RECORDS FOR PROCESSING Block Start

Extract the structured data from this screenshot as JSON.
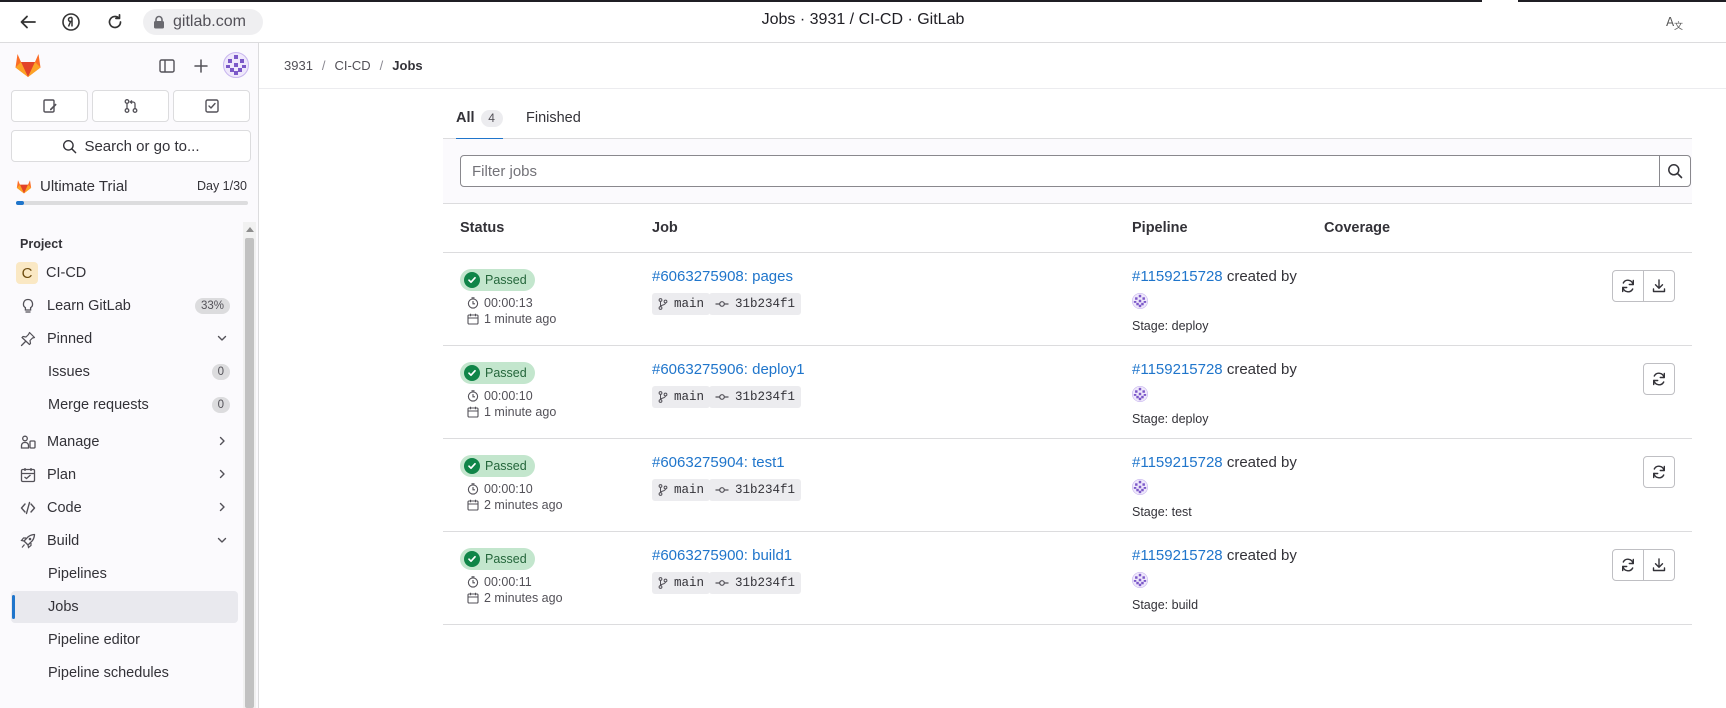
{
  "browser": {
    "url": "gitlab.com",
    "window_title": "Jobs · 3931 / CI-CD · GitLab"
  },
  "sidebar": {
    "search_label": "Search or go to...",
    "trial": {
      "label": "Ultimate Trial",
      "day": "Day 1/30",
      "progress": 0.033
    },
    "section_label": "Project",
    "project_initial": "C",
    "project_name": "CI-CD",
    "learn": {
      "label": "Learn GitLab",
      "badge": "33%"
    },
    "pinned": {
      "label": "Pinned",
      "items": [
        {
          "label": "Issues",
          "count": "0"
        },
        {
          "label": "Merge requests",
          "count": "0"
        }
      ]
    },
    "groups": [
      {
        "label": "Manage"
      },
      {
        "label": "Plan"
      },
      {
        "label": "Code"
      },
      {
        "label": "Build"
      }
    ],
    "build_items": [
      {
        "label": "Pipelines"
      },
      {
        "label": "Jobs"
      },
      {
        "label": "Pipeline editor"
      },
      {
        "label": "Pipeline schedules"
      }
    ]
  },
  "breadcrumb": {
    "items": [
      "3931",
      "CI-CD",
      "Jobs"
    ]
  },
  "tabs": [
    {
      "label": "All",
      "count": "4"
    },
    {
      "label": "Finished"
    }
  ],
  "filter": {
    "placeholder": "Filter jobs"
  },
  "table": {
    "headers": {
      "status": "Status",
      "job": "Job",
      "pipeline": "Pipeline",
      "coverage": "Coverage"
    },
    "rows": [
      {
        "status": "Passed",
        "duration": "00:00:13",
        "finished": "1 minute ago",
        "job": "#6063275908: pages",
        "branch": "main",
        "commit": "31b234f1",
        "pipeline": "#1159215728",
        "created_by": "created by",
        "stage": "Stage: deploy"
      },
      {
        "status": "Passed",
        "duration": "00:00:10",
        "finished": "1 minute ago",
        "job": "#6063275906: deploy1",
        "branch": "main",
        "commit": "31b234f1",
        "pipeline": "#1159215728",
        "created_by": "created by",
        "stage": "Stage: deploy"
      },
      {
        "status": "Passed",
        "duration": "00:00:10",
        "finished": "2 minutes ago",
        "job": "#6063275904: test1",
        "branch": "main",
        "commit": "31b234f1",
        "pipeline": "#1159215728",
        "created_by": "created by",
        "stage": "Stage: test"
      },
      {
        "status": "Passed",
        "duration": "00:00:11",
        "finished": "2 minutes ago",
        "job": "#6063275900: build1",
        "branch": "main",
        "commit": "31b234f1",
        "pipeline": "#1159215728",
        "created_by": "created by",
        "stage": "Stage: build"
      }
    ]
  },
  "colors": {
    "link": "#1f75cb",
    "success": "#108548",
    "success_bg": "#c3e6cd",
    "tanuki": "#e24329"
  },
  "icons": [
    "back-icon",
    "yandex-icon",
    "reload-icon",
    "lock-icon",
    "translate-icon",
    "tanuki-logo",
    "sidebar-toggle-icon",
    "plus-icon",
    "user-avatar",
    "issues-icon",
    "merge-request-icon",
    "todo-icon",
    "search-icon",
    "lightbulb-icon",
    "pin-icon",
    "manage-icon",
    "plan-icon",
    "code-icon",
    "rocket-icon",
    "chevron-down-icon",
    "chevron-right-icon",
    "check-icon",
    "timer-icon",
    "calendar-icon",
    "branch-icon",
    "commit-icon",
    "retry-icon",
    "download-icon"
  ]
}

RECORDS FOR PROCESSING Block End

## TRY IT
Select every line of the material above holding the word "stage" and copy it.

## SOLUTION TO THE PROBLEM
        "stage": "Stage: deploy"
        "stage": "Stage: deploy"
        "stage": "Stage: test"
        "stage": "Stage: build"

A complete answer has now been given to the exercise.